**Task prompt**
Each line below should be set down again unchanged.

**Excerpted records**
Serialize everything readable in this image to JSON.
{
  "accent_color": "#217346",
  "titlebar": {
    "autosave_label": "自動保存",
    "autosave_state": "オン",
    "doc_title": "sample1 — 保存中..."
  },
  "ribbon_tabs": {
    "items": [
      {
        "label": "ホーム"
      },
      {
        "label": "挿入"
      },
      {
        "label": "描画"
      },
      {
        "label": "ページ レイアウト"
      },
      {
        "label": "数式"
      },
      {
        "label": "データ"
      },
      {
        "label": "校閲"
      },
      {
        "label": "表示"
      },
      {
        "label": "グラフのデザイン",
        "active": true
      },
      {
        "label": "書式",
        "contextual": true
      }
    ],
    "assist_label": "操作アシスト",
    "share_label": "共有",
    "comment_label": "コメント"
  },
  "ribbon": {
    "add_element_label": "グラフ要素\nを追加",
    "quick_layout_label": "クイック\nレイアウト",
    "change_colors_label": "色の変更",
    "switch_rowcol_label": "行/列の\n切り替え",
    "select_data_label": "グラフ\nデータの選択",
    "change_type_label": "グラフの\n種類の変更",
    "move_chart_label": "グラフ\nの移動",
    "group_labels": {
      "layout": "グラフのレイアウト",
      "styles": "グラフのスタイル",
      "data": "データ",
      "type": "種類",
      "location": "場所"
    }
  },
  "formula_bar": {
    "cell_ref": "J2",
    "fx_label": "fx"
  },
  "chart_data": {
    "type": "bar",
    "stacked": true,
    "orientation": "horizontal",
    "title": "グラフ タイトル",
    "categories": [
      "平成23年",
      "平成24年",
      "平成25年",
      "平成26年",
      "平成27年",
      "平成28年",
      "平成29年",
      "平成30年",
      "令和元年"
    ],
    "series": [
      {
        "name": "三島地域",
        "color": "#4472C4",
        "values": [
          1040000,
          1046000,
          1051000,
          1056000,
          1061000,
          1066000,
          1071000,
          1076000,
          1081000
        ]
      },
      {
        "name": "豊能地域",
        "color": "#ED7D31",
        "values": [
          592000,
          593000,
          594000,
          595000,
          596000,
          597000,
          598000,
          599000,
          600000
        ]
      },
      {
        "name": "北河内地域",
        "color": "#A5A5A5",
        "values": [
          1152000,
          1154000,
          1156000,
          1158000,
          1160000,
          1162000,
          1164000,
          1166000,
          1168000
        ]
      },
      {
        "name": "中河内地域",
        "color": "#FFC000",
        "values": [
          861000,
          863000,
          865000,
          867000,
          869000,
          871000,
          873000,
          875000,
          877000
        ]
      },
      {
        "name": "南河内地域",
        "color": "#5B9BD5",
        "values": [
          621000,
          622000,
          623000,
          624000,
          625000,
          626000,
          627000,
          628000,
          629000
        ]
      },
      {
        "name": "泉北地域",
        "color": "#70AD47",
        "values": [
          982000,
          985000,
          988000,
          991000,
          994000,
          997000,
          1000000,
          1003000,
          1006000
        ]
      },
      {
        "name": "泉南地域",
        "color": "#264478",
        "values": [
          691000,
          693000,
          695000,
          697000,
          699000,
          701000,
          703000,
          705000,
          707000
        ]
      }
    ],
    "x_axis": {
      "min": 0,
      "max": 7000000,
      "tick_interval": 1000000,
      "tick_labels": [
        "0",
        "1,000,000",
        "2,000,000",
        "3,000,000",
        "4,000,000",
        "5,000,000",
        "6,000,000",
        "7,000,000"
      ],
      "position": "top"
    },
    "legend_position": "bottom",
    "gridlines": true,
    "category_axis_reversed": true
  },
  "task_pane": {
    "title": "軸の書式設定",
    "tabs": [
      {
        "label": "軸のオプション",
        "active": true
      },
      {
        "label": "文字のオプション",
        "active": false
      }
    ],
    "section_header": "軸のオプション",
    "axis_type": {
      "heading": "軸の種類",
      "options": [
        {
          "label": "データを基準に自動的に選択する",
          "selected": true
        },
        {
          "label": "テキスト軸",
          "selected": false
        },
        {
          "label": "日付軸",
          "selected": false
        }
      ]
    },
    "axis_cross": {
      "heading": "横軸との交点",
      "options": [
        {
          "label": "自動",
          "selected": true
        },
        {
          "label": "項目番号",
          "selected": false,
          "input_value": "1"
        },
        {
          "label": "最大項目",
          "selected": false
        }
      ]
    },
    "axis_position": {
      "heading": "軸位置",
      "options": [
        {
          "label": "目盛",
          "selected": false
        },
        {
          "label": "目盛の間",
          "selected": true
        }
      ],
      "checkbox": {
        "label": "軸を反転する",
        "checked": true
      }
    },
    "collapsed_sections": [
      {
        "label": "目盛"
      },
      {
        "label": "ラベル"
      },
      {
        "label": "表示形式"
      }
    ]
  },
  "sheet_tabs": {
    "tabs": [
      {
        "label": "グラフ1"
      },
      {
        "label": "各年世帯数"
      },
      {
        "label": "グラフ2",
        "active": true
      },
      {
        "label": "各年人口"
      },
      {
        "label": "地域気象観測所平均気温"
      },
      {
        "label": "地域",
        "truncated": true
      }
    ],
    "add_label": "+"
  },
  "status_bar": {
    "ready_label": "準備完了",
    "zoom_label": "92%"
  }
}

**Exercise output**
Serialize everything readable in this image to JSON.
{
  "accent_color": "#217346",
  "titlebar": {
    "autosave_label": "自動保存",
    "autosave_state": "オン",
    "doc_title": "sample1 — 保存中..."
  },
  "ribbon_tabs": {
    "items": [
      {
        "label": "ホーム"
      },
      {
        "label": "挿入"
      },
      {
        "label": "描画"
      },
      {
        "label": "ページ レイアウト"
      },
      {
        "label": "数式"
      },
      {
        "label": "データ"
      },
      {
        "label": "校閲"
      },
      {
        "label": "表示"
      },
      {
        "label": "グラフのデザイン",
        "active": true
      },
      {
        "label": "書式",
        "contextual": true
      }
    ],
    "assist_label": "操作アシスト",
    "share_label": "共有",
    "comment_label": "コメント"
  },
  "ribbon": {
    "add_element_label": "グラフ要素\nを追加",
    "quick_layout_label": "クイック\nレイアウト",
    "change_colors_label": "色の変更",
    "switch_rowcol_label": "行/列の\n切り替え",
    "select_data_label": "グラフ\nデータの選択",
    "change_type_label": "グラフの\n種類の変更",
    "move_chart_label": "グラフ\nの移動",
    "group_labels": {
      "layout": "グラフのレイアウト",
      "styles": "グラフのスタイル",
      "data": "データ",
      "type": "種類",
      "location": "場所"
    }
  },
  "formula_bar": {
    "cell_ref": "J2",
    "fx_label": "fx"
  },
  "chart_data": {
    "type": "bar",
    "stacked": true,
    "orientation": "horizontal",
    "title": "グラフ タイトル",
    "categories": [
      "平成23年",
      "平成24年",
      "平成25年",
      "平成26年",
      "平成27年",
      "平成28年",
      "平成29年",
      "平成30年",
      "令和元年"
    ],
    "series": [
      {
        "name": "三島地域",
        "color": "#4472C4",
        "values": [
          1040000,
          1046000,
          1051000,
          1056000,
          1061000,
          1066000,
          1071000,
          1076000,
          1081000
        ]
      },
      {
        "name": "豊能地域",
        "color": "#ED7D31",
        "values": [
          592000,
          593000,
          594000,
          595000,
          596000,
          597000,
          598000,
          599000,
          600000
        ]
      },
      {
        "name": "北河内地域",
        "color": "#A5A5A5",
        "values": [
          1152000,
          1154000,
          1156000,
          1158000,
          1160000,
          1162000,
          1164000,
          1166000,
          1168000
        ]
      },
      {
        "name": "中河内地域",
        "color": "#FFC000",
        "values": [
          861000,
          863000,
          865000,
          867000,
          869000,
          871000,
          873000,
          875000,
          877000
        ]
      },
      {
        "name": "南河内地域",
        "color": "#5B9BD5",
        "values": [
          621000,
          622000,
          623000,
          624000,
          625000,
          626000,
          627000,
          628000,
          629000
        ]
      },
      {
        "name": "泉北地域",
        "color": "#70AD47",
        "values": [
          982000,
          985000,
          988000,
          991000,
          994000,
          997000,
          1000000,
          1003000,
          1006000
        ]
      },
      {
        "name": "泉南地域",
        "color": "#264478",
        "values": [
          691000,
          693000,
          695000,
          697000,
          699000,
          701000,
          703000,
          705000,
          707000
        ]
      }
    ],
    "x_axis": {
      "min": 0,
      "max": 7000000,
      "tick_interval": 1000000,
      "tick_labels": [
        "0",
        "1,000,000",
        "2,000,000",
        "3,000,000",
        "4,000,000",
        "5,000,000",
        "6,000,000",
        "7,000,000"
      ],
      "position": "top"
    },
    "legend_position": "bottom",
    "gridlines": true,
    "category_axis_reversed": true
  },
  "task_pane": {
    "title": "軸の書式設定",
    "tabs": [
      {
        "label": "軸のオプション",
        "active": true
      },
      {
        "label": "文字のオプション",
        "active": false
      }
    ],
    "section_header": "軸のオプション",
    "axis_type": {
      "heading": "軸の種類",
      "options": [
        {
          "label": "データを基準に自動的に選択する",
          "selected": true
        },
        {
          "label": "テキスト軸",
          "selected": false
        },
        {
          "label": "日付軸",
          "selected": false
        }
      ]
    },
    "axis_cross": {
      "heading": "横軸との交点",
      "options": [
        {
          "label": "自動",
          "selected": true
        },
        {
          "label": "項目番号",
          "selected": false,
          "input_value": "1"
        },
        {
          "label": "最大項目",
          "selected": false
        }
      ]
    },
    "axis_position": {
      "heading": "軸位置",
      "options": [
        {
          "label": "目盛",
          "selected": false
        },
        {
          "label": "目盛の間",
          "selected": true
        }
      ],
      "checkbox": {
        "label": "軸を反転する",
        "checked": true
      }
    },
    "collapsed_sections": [
      {
        "label": "目盛"
      },
      {
        "label": "ラベル"
      },
      {
        "label": "表示形式"
      }
    ]
  },
  "sheet_tabs": {
    "tabs": [
      {
        "label": "グラフ1"
      },
      {
        "label": "各年世帯数"
      },
      {
        "label": "グラフ2",
        "active": true
      },
      {
        "label": "各年人口"
      },
      {
        "label": "地域気象観測所平均気温"
      },
      {
        "label": "地域",
        "truncated": true
      }
    ],
    "add_label": "+"
  },
  "status_bar": {
    "ready_label": "準備完了",
    "zoom_label": "92%"
  }
}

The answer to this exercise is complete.